The Scot is everything I love in a defender - strong, brave, no-nonsense, a leader, a colossus....
There's no one single reason why Norwich have only let in 27 goals in 38 games and heading for one of the meanest defensive records in the club's history.
However, the skipper is a massive part of it.
A total of 170 clearances, 65 interceptions, a 71pc success rate in aerial duels (and he's come up against plenty of big units this term) - and 89pc pass completion rate.
I think Hanley is getting better and better. His reading of the game has improved and encapsulates the solidity at the heart of City's success.
And there's Kenny McLean.

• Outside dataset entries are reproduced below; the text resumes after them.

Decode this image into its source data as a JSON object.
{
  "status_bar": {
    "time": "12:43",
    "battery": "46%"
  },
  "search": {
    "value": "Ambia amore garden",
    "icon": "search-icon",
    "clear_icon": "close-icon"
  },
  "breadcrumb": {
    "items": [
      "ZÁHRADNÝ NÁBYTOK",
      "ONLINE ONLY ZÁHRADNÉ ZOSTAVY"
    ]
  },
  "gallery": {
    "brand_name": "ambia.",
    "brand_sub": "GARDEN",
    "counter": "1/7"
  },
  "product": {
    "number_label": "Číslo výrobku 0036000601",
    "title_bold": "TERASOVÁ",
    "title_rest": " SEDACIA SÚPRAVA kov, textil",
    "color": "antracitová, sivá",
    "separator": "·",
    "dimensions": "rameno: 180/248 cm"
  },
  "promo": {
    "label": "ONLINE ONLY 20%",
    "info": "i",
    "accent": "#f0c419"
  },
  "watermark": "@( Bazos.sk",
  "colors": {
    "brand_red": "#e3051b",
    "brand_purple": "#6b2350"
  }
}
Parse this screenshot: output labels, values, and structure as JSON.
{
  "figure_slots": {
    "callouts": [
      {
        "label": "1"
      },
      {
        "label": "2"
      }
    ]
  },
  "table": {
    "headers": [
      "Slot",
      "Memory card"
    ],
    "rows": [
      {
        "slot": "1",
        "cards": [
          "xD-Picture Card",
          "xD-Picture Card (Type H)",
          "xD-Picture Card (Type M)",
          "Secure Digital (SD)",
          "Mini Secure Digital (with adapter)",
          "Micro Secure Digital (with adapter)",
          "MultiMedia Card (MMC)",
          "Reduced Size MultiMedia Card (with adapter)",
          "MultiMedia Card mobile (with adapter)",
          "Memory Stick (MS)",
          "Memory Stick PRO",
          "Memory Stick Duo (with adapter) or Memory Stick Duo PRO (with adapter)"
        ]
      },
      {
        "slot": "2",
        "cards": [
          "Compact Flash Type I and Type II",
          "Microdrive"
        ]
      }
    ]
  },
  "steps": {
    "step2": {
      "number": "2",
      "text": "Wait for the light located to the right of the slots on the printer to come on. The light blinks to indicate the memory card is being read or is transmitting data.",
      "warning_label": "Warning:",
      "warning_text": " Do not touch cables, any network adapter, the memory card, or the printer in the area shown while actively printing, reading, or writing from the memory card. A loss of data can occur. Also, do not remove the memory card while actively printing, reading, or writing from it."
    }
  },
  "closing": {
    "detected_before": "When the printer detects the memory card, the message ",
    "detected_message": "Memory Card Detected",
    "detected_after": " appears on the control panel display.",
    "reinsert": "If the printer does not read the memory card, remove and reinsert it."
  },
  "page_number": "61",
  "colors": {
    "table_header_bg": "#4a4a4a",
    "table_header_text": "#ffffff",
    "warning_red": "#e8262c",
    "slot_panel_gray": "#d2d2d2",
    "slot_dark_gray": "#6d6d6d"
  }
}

I can think of seasons down the years when the Mayor's contribution would have made him the stand out player.
He's been a revelation in the engine room with Skipp and proved any of his doubters totally wrong.
As the final run in begins, McLean would be at number five.
I'm really sorry for Ben Gibson (my number six) that his campaign has been cut short.
He's formed a superb partnership with Hanley and I'm confident his operation, rest and recuperation will ensure he's fit and firing for next term.
So that means I'm left with the mad situation of saying Tim Krul - who may well set a new record for the number of clean sheets in a campaign - is seventh in the running.
Last year he was the soar-away winner - and the difference in the pecking order is only down to the superb performances of those around him and no slight on the hero gloveman.
And yes folks, I'm embarrassed to admit I've currently got Todd (Dereham's finest) Cantwell at eight and Max Aarons at nine.
I've sat staring at the screen wondering how that can actually be possible.
That's £60m worth of players who would walk in to a good number of Premier League teams and I'm saying they have been the eighth and ninth best players.
Well, that sums up just how unbelievably good as a squad we've been.
Right, let's get back on it starting with the trip to Preston, finish the job and start preparing for a right good crack at the PL.
Top man Tim
So much has changed in football in recent years - and no area has the transformation been greater than in the sports science part of the game.
I grew up with the "magic sponge" and the "run it off son, you'll be ok" mentality.
Now every aspect of players' health and fitness is forensically examined and treated.
For 20 years from the early 1980s, Tim Sheppard was Norwich City's physio.
Every player I've spoken to who was at the club under Tim heaps praise on the way he looked after them and was a pioneer in the treatment room.
This week Tim has retired after a total of 40 years in the profession.
My colleague Dave Hannant wrote a terrific piece about Tim's career with lots of great stories and pictures and if you've not see it yet, I'd thoroughly recommend it (read it here).
I've got to know Tim well through our mutual love of cricket and I look forward to a game or two for his Sheppard's Flock team later this summer.
(And looking at Tim, there's no way in the world he's 70!)
Project to be proud of
So much has been said recently about how well Norwich City is run and all the great work going on off the pitch as well as on it.
I'm really proud of the club's ethos and the way it supports the local community.
A shining example of this can be seen with the Nest project, which has been developed by the Community Sports Foundation.
Millions of pounds has been invested in the complex on the old Anglian Windows site to create facilities which will benefit thousands of people of all ages for years to come.
The CSF deserves amazing credit for the vision, commitment and tireless work to make this happen.
And the football club has given it tremendous support which is so crucial.
The tired old (and totally inaccurate) claims about Norwich not being ambitious are already coming out as the club prepares for a return to the top flight.
For me, the Nest is exactly evidence of sustainable ambition and "giving it go" rather than looking to a wealthy owner who chucks tens of millions of pounds at players in the hope they'll keep a club up.